Mink River by Brian Doyle
My rating: 3 out of 5 stars
South of Broad). I guess I am suckered in by thinking I'm the fortunate timing that finds me at the library when these books happen to be available. Pretty funny, eh? I have heard of Brian Doyle--he's the editor of Portland Monthly and has even spoken as a guest speaker at our church--and I like reading literature by Northwest writers, so I thought I'd take a look. Goodreads reviewers give Mink River 4.33 stars, and my friend Jeannette gave it 4 stars. After I read endorsements on the front and back of the book by David James Duncan and Molly Gloss, I had to dive in.
Doyle is a gifted writer, and without his lyrical gifts and the fact that he's well known in Portland literary circles, this book might have had a difficult time finding a publisher. Mink River is a story of a coastal Oregon town, Neawanaka, and its quirky inhabitants. Think "Northern Exposure" in Oregon rather than Alaska (even though that priceless TV series was actually filmed in Washington).

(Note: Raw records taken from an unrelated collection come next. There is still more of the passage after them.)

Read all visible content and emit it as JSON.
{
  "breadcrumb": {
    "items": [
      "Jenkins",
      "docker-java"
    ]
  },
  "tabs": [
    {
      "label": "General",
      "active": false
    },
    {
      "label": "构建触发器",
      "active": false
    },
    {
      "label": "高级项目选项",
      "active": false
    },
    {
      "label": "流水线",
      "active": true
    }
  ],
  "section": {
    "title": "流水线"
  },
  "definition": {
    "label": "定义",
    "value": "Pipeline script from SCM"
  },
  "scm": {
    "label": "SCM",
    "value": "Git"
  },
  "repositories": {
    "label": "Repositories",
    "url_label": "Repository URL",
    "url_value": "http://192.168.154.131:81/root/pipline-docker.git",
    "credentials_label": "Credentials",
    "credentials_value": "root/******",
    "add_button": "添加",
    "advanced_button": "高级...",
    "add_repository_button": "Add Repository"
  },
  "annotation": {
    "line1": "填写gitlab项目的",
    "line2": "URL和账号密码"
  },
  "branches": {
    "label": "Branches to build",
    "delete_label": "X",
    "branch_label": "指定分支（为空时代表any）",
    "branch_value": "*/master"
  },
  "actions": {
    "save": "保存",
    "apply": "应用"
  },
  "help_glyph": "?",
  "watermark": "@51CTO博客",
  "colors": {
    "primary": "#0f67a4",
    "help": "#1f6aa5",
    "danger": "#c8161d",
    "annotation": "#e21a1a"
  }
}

The book begins with a grandfather oral storytelling into a tape recorder for his grandson, and that's the style throughout the book. We follow the richly detailed characters' loves, losses, and lives. Some are known only as "the doctor," "the nun," "the priest," and "the man who sold boxes." The Irish and Native American people's lives are woven carefully together, along with their traditions. Crows and bears speak.
At the beginning of the book, I reveled in the poetic writing and colorful descriptions of the people and the town. I found myself cheering for Worried Man, Cedar, Daniel, Owen, No Horses, and Maple Head. I thought that Mink River would be a suitable modern replacement for Sometimes a Great Notion as the great Oregon novel. But then I got to the middle...and I actually thought about giving up on the novel.
The middle sags with near-complete lack of plot. At best, the plot is secondary to the setting and the characters. But I need a plot in a novel, even a poetic one. Fortunately, he gets back into the loosely plotted story toward the end...just in time to deliver a satisfying ending to these characters' stories.
As the Oregonian put it, "Doyle's storytelling style is one a reader needs to accept, trust, and ride--he has a penchant for quick takes, long sentences, short chapters, and an interjecting narrator. Words are occasionally welded together to get toward something, like the 'bittersweetorangeyellowacidic' taste of a salmonberry. The strength of the novel lies in Doyle's ability to convey the delicious vibrancy of people and the quirky whorls that make life a complex tapestry. He is absolutely enchanted by stories, with the zeal and talent to enchant others."
A few pages from the end of the book, Doyle seems to acknowledge the eccentricity of his writing style...through the words of Moses, the talking crow: "Human people...think that stories have beginnings and middles and ends, but we crow people know that stories just wander on and on and change form and are reborn again and again...stories are not only words, you know. Words are just the clothes that people drape on stories."
Mink River is like a crow story--perhaps that is why Moses the crow is featured on the cover. It's an excellent addition to the Northwest canon, but truth be told, I'm ready to move on to a more traditionally written book!